FIGS. 6 and 7 illustrate an alternate preferred embodiment. As shown in FIG. 5, the structure and drive means of this embodiment is substantially the same as that of the embodiment shown in FIGS. 4 and 5. However, protrusion 219 on driving lens mount 201 extends through an arc of 270°, less the diameter of pin 208, instead of the shorter arc shown in the embodiment of FIGS. 4 and 5. Instead of an arcuate protrusion, pin 208 extends from face 209 of driven lens mount 206 in a direction toward driving lens mount 201. Pin 208 is radially spaced to engage protrusion 219 which functions in the same manner as recess 11 in FIGS. 1-3. Instead of using the light operated system to locate the neutral position of the cylinder lenses, the embodiment of FIGS. 6 and 7 utilizes a pawl and notch construction, pawl 221 is pivotably mounted by pin 222 which in turn is mounted in carrier half 216. Spring 223 biases end 224 of pawl 221 inwardly toward driven lens mount 206. Driven lens mount 206 has a peripheral recess 225 which provides a radially extending face 226. Since driving lens mount 201 and driven lens mount 206 rotate counterclockwise when the practitioner is conducting the Jackson cross-cylinder test, the pawl and recess do not interfere with such testing. However, when the practitioner desires to return to the neutral position of the cross-cylinder lenses, pawl 221 drops into the peripheral recess 225 and engages radially extending face 226 at the first opportunity. The gap in driving protrusion 219 permits an additional 90° clockwise rotation of plus cylinder lens 202 cancelling the effect of negative cylinder lens 207.

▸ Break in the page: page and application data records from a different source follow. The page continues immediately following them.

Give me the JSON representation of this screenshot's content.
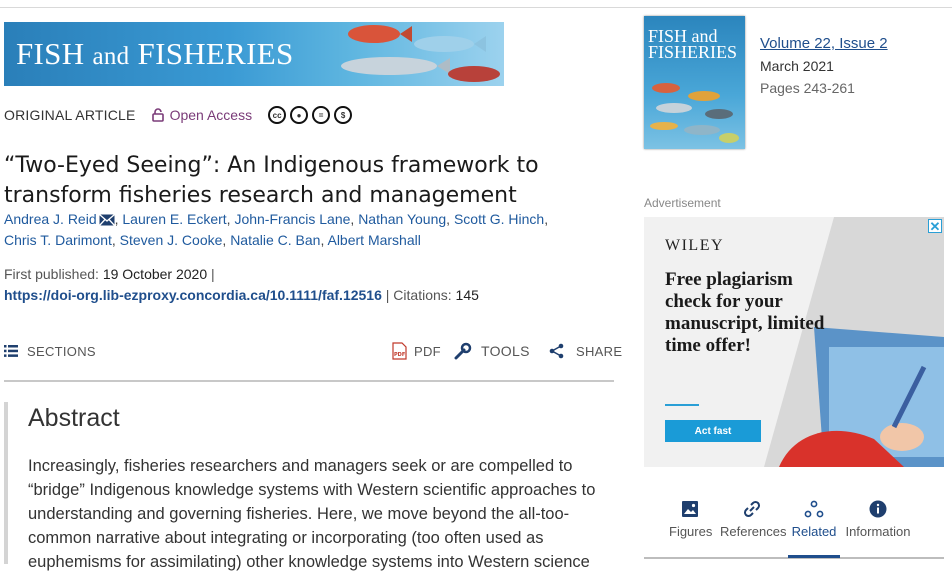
{
  "journal": {
    "title_part1": "FISH",
    "title_and": "and",
    "title_part2": "FISHERIES"
  },
  "article": {
    "type": "ORIGINAL ARTICLE",
    "open_access": "Open Access",
    "title": "“Two-Eyed Seeing”: An Indigenous framework to transform fisheries research and management",
    "authors": [
      "Andrea J. Reid",
      "Lauren E. Eckert",
      "John-Francis Lane",
      "Nathan Young",
      "Scott G. Hinch",
      "Chris T. Darimont",
      "Steven J. Cooke",
      "Natalie C. Ban",
      "Albert Marshall"
    ],
    "first_published_label": "First published:",
    "first_published": "19 October 2020",
    "doi": "https://doi-org.lib-ezproxy.concordia.ca/10.1111/faf.12516",
    "citations_label": "Citations:",
    "citations": "145"
  },
  "toolbar": {
    "sections": "SECTIONS",
    "pdf": "PDF",
    "tools": "TOOLS",
    "share": "SHARE"
  },
  "abstract": {
    "heading": "Abstract",
    "text": "Increasingly, fisheries researchers and managers seek or are compelled to “bridge” Indigenous knowledge systems with Western scientific approaches to understanding and governing fisheries. Here, we move beyond the all-too-common narrative about integrating or incorporating (too often used as euphemisms for assimilating) other knowledge systems into Western science"
  },
  "cover": {
    "line1": "FISH and",
    "line2": "FISHERIES"
  },
  "issue": {
    "volume": "Volume 22, Issue 2",
    "date": "March 2021",
    "pages": "Pages 243-261"
  },
  "advertisement": {
    "label": "Advertisement",
    "brand": "WILEY",
    "headline": "Free plagiarism check for your manuscript, limited time offer!",
    "cta": "Act fast",
    "close": "✕"
  },
  "tabs": [
    {
      "label": "Figures",
      "icon": "image-icon"
    },
    {
      "label": "References",
      "icon": "link-icon"
    },
    {
      "label": "Related",
      "icon": "related-icon",
      "active": true
    },
    {
      "label": "Information",
      "icon": "info-icon"
    }
  ],
  "colors": {
    "link": "#1f5a9e",
    "doi": "#1f4e8c",
    "open_access": "#7a3b78",
    "ad_button": "#1a9bd7"
  }
}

Practitioners generally prefer to have cross-cylinder lenses in 0.25, 0.375, or 0.50 diopter powers. Table I provides preferred optical parameters for cross-cylinder lenses used according to the present invention which is diagramatically illustrated in FIG. 8. All distances, spacings(S) thicknesses(T) and radii(R) are in millimeters, with a minus sign (-) denoting a radius having a vertex on the eye side of the lense. The radii noted are all cylinder radii and the glass has an index of refraction of 1.523 with an Abbe number of 58.6.
TABLE______________________________________Lens Radius Thickness Spacing______________________________________0.25 Diopter ∞+cyl 1.6 2105.37 S = 3.226 ∞-cyl. 1.6 -2103.130.375 Diopter ∞+cyl. 1.6 1408.04 S = 3.226 ∞-cyl. 1.6 -1405.800.5 Diopter ∞+cyl 1.6 1059.37 S = 3.226 ∞-cyl 1.6 -1057.13______________________________________